Required work
Please tell how many of the lines below contain "icon", using only a number.

Data excerpts

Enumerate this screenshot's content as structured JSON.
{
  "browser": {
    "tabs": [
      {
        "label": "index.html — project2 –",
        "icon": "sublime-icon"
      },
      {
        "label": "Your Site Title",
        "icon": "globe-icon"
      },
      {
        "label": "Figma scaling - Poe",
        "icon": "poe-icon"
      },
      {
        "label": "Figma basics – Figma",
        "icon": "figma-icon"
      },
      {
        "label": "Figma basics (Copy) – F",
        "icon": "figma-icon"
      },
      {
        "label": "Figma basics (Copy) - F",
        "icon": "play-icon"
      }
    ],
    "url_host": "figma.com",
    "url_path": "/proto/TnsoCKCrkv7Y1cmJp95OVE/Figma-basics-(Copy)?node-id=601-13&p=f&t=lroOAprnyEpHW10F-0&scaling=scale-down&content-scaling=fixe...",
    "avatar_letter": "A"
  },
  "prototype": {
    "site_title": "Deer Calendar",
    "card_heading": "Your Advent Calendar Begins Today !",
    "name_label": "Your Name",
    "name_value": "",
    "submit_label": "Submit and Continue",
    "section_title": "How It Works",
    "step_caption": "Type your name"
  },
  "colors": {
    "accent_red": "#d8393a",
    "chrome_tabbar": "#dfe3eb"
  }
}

Answer box
6